__BRIEF__
Review the material and extract every line in which the word "Analysis" occurs.

__EXERCISE DATA__
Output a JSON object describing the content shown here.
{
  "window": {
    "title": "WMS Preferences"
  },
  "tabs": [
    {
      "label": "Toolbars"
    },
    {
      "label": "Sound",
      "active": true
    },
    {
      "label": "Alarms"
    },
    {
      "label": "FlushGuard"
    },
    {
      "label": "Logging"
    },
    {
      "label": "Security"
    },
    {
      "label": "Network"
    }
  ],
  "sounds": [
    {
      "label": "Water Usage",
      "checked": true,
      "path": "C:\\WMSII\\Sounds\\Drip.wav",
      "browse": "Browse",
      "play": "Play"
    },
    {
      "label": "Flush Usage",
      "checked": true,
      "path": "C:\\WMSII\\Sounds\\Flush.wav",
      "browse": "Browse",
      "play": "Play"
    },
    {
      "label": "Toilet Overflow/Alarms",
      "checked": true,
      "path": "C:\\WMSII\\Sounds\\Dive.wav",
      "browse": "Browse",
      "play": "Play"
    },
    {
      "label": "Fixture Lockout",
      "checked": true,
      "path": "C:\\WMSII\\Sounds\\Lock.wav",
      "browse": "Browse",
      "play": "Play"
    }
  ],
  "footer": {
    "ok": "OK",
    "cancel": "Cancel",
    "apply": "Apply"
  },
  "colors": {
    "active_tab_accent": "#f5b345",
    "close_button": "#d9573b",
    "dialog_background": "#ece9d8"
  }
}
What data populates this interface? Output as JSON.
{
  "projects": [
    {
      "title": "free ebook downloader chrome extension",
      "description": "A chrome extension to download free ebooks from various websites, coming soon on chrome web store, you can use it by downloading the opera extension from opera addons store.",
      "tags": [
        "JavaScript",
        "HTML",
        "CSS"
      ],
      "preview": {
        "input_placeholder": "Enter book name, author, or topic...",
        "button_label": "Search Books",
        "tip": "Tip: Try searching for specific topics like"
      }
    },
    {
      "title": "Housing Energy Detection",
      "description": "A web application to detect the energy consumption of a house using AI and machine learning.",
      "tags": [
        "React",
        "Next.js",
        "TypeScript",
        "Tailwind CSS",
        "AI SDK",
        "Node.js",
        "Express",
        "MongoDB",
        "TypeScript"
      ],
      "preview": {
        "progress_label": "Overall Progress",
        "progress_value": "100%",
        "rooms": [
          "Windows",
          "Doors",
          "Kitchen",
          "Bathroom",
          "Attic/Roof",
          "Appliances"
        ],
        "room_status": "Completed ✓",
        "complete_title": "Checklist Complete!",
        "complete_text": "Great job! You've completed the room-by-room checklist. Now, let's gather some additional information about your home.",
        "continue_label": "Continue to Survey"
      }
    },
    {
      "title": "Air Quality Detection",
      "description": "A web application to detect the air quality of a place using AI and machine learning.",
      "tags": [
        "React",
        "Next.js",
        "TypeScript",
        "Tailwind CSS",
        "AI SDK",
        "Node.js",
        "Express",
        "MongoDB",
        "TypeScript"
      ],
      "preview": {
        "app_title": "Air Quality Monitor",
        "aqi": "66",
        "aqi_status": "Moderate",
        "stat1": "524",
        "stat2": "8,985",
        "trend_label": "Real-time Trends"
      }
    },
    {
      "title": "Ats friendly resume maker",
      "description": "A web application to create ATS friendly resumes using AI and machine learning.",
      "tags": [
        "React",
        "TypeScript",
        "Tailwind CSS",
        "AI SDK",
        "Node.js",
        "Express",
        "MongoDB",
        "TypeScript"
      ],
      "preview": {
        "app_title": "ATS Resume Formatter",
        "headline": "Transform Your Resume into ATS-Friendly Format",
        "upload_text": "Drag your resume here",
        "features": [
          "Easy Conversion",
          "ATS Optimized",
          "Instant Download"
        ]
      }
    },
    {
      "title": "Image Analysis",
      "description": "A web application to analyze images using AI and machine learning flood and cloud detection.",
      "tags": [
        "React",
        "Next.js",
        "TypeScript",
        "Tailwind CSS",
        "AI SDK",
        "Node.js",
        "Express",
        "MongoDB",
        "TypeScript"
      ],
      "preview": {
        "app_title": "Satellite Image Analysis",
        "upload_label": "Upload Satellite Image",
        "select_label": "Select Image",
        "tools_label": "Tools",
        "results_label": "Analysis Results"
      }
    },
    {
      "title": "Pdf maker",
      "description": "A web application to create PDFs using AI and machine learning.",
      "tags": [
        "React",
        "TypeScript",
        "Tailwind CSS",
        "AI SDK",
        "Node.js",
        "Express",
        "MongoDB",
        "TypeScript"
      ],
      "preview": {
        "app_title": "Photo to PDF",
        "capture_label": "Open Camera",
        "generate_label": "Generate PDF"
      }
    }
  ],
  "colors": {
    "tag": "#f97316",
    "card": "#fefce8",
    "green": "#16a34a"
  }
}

__ANSWER SPACE__
      "title": "Image Analysis",
        "app_title": "Satellite Image Analysis",
        "results_label": "Analysis Results"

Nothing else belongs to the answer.